--- START ---

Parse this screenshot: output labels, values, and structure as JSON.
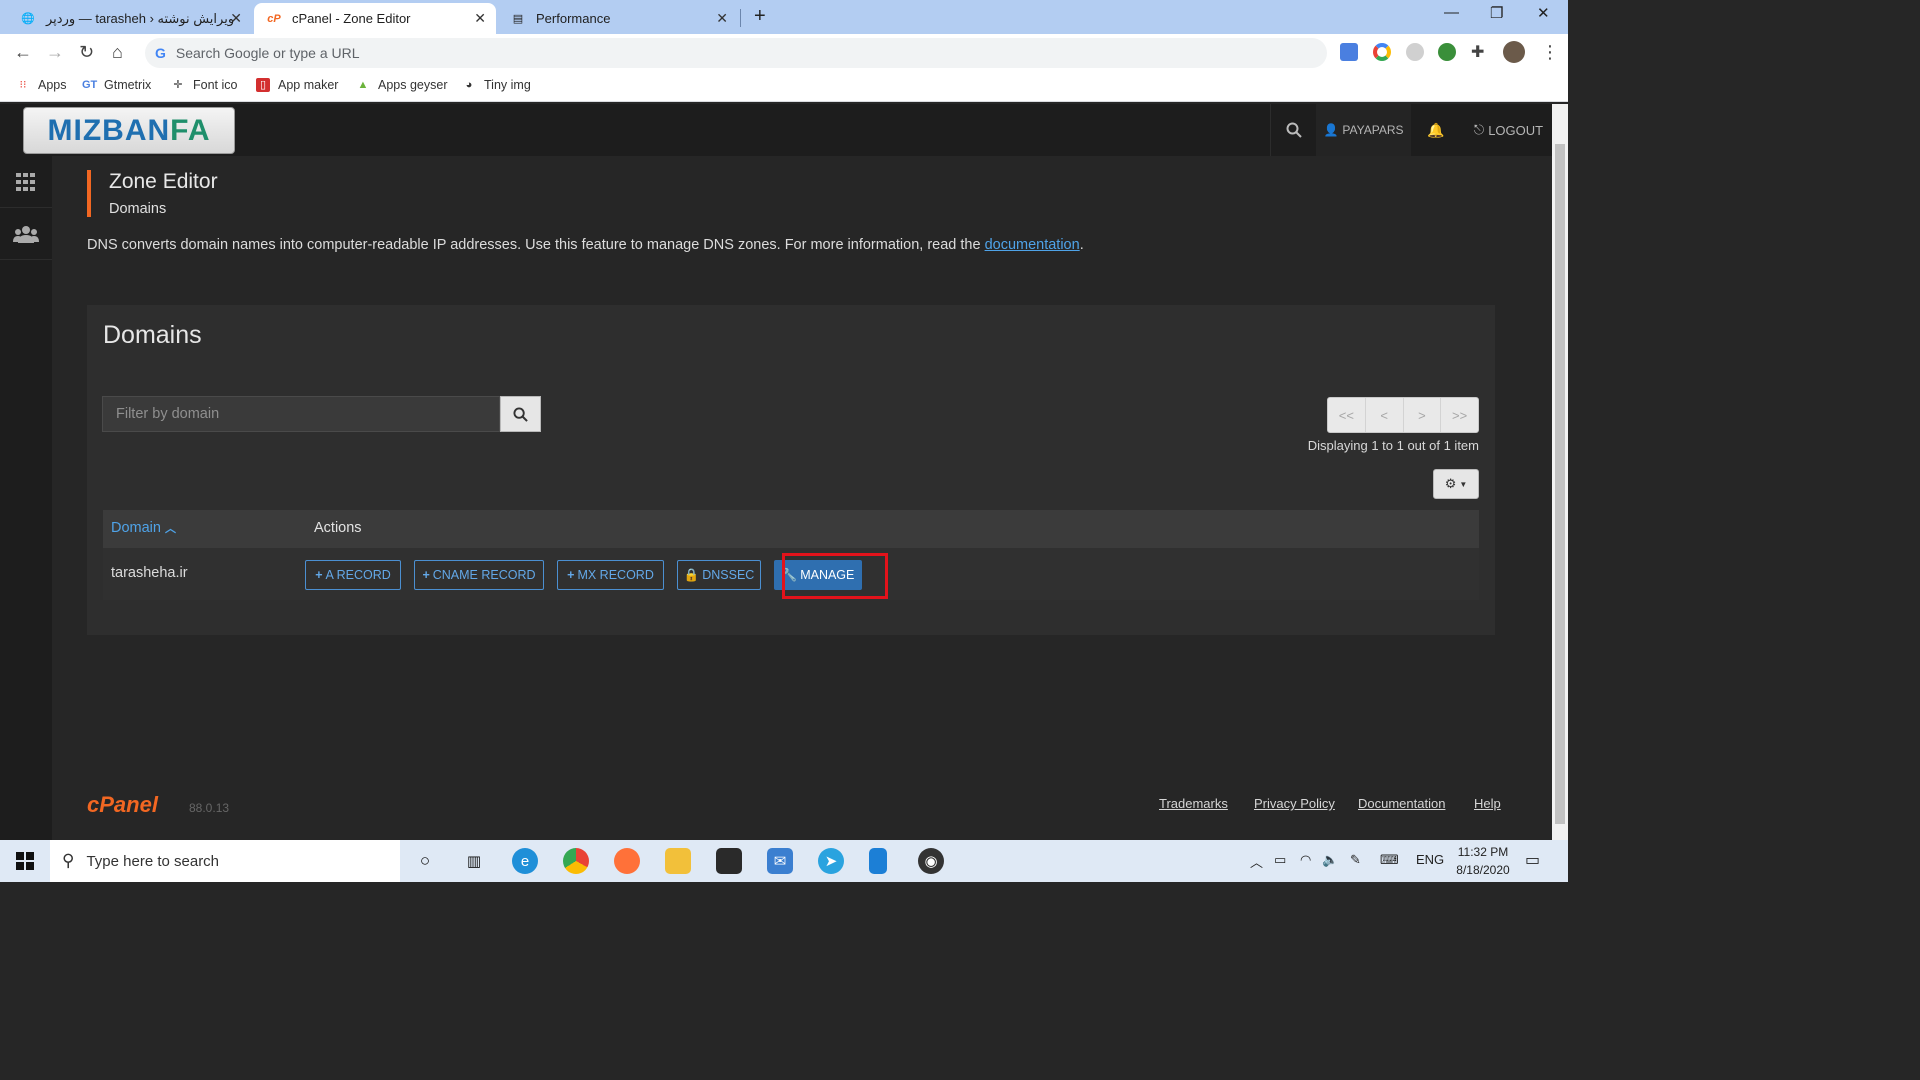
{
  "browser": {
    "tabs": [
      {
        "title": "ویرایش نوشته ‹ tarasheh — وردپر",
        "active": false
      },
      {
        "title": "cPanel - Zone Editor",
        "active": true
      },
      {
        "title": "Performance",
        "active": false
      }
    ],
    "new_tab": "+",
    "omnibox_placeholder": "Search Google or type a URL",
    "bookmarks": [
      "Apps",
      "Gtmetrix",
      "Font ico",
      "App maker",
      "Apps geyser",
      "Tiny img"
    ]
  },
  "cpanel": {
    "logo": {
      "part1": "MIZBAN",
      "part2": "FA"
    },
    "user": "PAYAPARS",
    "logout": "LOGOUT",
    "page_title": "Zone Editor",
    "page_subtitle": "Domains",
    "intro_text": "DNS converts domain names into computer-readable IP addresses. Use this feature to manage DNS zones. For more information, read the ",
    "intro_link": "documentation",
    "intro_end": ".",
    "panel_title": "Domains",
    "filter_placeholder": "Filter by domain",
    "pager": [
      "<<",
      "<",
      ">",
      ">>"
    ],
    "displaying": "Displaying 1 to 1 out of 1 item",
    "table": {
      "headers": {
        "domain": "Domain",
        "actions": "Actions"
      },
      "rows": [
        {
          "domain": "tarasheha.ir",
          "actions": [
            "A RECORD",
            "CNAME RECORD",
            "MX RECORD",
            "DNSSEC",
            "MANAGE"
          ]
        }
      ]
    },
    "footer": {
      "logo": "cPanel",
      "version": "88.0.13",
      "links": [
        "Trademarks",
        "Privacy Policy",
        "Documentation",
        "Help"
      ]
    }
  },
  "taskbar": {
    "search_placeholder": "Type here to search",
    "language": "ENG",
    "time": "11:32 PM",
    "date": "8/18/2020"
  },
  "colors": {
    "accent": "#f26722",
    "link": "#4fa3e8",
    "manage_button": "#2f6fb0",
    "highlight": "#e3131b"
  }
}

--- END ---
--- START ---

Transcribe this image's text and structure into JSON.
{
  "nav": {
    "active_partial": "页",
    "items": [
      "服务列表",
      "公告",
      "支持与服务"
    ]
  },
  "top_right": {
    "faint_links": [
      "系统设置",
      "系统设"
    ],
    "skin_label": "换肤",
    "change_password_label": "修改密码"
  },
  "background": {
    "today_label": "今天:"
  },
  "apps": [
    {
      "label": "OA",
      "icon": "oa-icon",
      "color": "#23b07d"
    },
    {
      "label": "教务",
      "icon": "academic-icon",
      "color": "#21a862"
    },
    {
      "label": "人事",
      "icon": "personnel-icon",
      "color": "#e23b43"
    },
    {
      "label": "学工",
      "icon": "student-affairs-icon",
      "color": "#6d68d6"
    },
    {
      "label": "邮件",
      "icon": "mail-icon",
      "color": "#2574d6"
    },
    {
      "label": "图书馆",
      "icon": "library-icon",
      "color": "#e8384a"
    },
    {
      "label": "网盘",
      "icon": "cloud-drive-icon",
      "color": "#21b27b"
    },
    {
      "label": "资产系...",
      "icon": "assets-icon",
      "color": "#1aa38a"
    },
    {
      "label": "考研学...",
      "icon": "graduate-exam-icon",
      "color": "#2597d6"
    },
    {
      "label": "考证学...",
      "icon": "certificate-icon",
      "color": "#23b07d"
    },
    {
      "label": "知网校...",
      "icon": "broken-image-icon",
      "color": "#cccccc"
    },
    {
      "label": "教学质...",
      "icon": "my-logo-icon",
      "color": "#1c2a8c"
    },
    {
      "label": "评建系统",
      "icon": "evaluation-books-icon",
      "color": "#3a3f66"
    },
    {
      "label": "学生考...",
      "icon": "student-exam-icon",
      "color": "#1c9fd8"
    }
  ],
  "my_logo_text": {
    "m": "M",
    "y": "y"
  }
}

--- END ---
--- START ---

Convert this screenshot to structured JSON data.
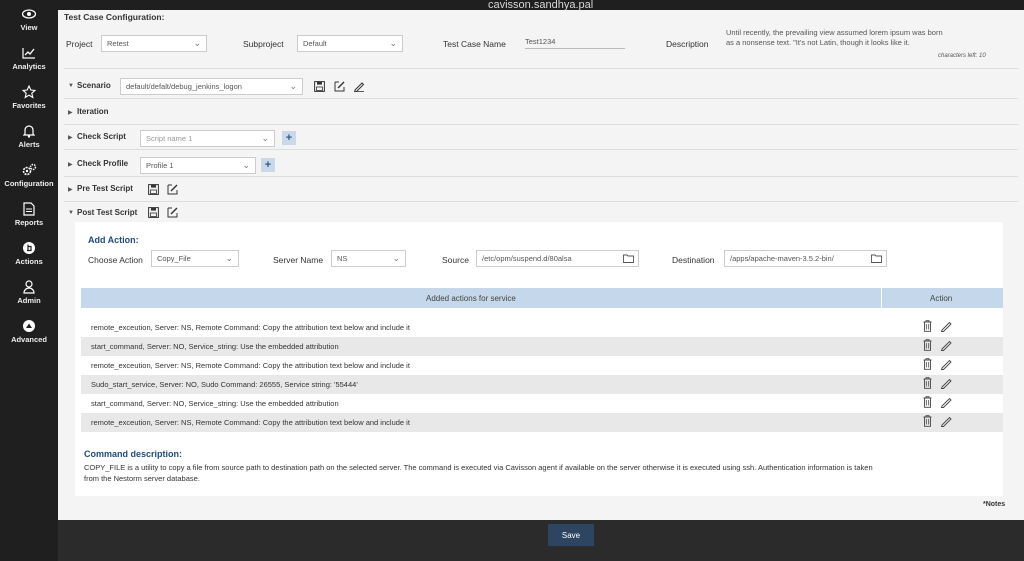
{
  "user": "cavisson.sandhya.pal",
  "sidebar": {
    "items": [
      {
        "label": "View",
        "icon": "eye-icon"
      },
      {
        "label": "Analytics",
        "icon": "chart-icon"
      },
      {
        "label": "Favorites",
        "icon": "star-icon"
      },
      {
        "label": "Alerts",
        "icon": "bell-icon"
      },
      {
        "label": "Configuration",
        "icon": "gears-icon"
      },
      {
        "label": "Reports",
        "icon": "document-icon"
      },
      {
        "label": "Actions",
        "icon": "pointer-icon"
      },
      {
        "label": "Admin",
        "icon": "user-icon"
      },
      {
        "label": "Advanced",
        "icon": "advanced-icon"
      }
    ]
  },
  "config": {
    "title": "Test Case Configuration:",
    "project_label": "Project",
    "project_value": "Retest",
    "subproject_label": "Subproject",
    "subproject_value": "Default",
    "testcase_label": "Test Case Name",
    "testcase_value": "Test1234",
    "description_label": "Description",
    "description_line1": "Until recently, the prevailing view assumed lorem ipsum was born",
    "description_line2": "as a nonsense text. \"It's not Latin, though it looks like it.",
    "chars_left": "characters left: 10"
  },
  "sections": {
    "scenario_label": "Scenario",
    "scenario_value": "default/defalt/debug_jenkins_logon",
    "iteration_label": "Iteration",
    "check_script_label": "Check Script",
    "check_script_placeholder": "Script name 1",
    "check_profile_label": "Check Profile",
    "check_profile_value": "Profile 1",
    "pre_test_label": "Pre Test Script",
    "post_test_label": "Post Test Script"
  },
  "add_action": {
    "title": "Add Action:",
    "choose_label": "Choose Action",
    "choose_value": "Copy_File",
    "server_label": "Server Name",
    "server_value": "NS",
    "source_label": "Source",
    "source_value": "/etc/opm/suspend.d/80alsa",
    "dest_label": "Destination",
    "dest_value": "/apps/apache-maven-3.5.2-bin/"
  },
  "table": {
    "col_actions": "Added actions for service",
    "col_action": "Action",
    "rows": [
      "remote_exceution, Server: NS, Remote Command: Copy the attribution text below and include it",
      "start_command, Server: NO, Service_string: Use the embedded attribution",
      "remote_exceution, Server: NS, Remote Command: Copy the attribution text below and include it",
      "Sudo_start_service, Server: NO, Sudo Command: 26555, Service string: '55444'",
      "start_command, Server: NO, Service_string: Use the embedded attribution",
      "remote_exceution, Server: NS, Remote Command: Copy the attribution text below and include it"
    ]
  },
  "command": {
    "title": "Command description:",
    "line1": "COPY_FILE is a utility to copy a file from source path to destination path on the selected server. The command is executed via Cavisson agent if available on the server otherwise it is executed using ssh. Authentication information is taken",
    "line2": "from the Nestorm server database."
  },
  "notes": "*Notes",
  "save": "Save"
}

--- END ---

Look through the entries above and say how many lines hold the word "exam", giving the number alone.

2